Interact with Sears’ work at Gifford now through Sept. 24. The gallery is located just inside the main entrance of the South Main Street medical center.
On display as part of the final concert of the summer at Gifford on Tuesday will be the Randolph Center Fire Department’s new rescue tanker, pictured here in front of the Randolph Center station. The fire department is also putting on a community barbecue. All events start at 6 p.m.
Gifford and the White River Valley Chamber of Commerce community concert series ends Aug. 26 with a special performance from Jeanne & The Hi-Tops and a special barbecue from the Randolph Center Fire Department.
Firefighters from the volunteer department will be grilling up and selling hamburgers and hotdogs while Jeanne & The Hi-Tops perform old time rock and roll. Both events start at 6 p.m.
Jeanne & The Hi-Tops is a six-member band from central Vermont that first came together in the early 1990s. Their musical journey has led them down many alleys of inspiration, including New Orleans funk, Memphis soul, Kansas City swing, Chicago blues, Tex-Mex, reggae and the swamp-pop/zydeco sounds of the Louisiana bayou. Today, the group describes its style as driving rhythms and good-natured grooves.
The band includes lead vocalist Jeanne McCullough, guitarists Cannon Labrie and Terry Cantlin, horn player and MC Jack Kruse, David Indenbaum on bass and Michael Bradshaw on drums.
While the band gets its groove on, the fire department will also have its new rescue tanker on hand for children and people of all ages to see and sit in. The department took delivery of the 2013 International on May 1. It holds 1,800 gallons of water plus rescue tools, such as the jaws of life. The tools are pre-connected and stored in the front bumper for quick access and quick help in an emergency.
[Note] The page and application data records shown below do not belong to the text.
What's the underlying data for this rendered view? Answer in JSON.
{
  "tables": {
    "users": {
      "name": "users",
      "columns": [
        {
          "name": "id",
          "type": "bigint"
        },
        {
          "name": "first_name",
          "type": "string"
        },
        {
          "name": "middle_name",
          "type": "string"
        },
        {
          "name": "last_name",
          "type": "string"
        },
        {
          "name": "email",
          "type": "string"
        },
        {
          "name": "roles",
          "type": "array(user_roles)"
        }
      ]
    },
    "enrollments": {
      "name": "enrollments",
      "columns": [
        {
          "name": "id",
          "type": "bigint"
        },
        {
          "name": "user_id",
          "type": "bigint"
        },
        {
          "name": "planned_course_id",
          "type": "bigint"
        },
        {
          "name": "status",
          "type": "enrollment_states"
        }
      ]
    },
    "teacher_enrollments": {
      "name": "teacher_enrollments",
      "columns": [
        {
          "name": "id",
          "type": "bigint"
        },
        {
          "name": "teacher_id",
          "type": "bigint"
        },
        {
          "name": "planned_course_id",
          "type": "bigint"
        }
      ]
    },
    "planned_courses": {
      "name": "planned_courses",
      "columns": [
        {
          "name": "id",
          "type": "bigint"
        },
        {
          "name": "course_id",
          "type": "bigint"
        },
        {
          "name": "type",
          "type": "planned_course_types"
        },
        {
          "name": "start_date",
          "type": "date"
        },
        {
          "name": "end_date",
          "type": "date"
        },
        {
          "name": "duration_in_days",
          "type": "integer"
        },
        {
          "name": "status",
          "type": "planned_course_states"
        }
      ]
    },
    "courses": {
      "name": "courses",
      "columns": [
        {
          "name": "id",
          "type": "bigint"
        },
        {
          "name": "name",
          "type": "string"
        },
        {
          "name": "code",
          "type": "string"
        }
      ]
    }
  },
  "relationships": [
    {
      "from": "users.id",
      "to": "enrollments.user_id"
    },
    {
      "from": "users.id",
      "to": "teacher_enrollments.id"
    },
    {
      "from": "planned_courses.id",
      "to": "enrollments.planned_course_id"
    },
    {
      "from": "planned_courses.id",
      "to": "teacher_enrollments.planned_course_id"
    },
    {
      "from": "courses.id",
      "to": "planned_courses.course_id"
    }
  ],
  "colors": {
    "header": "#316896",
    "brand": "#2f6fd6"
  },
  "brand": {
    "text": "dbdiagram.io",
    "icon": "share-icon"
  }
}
The firefighters noted they will also have gear on hand for spectators to see.
Money raised at the barbecue will go to the department’s fireman’s fund, said Chief Ken Preston.
“Benefits from these sales will go toward purchasing equipment that we couldn’t otherwise afford,” Preston said.
The community concert series in the park at Gifford is sponsored by Gillespie Fuels and Propane, the Frankenburg Agency, and the Gifford Medical Center Auxiliary.
The concerts typically go until 7:30 p.m. and also feature a farmers market. Spectators are encouraged to bring a lawn chair or picnic table, an appetite, and family and friends. Learn more online at www.giffordmed.org or call (802) 728-2339.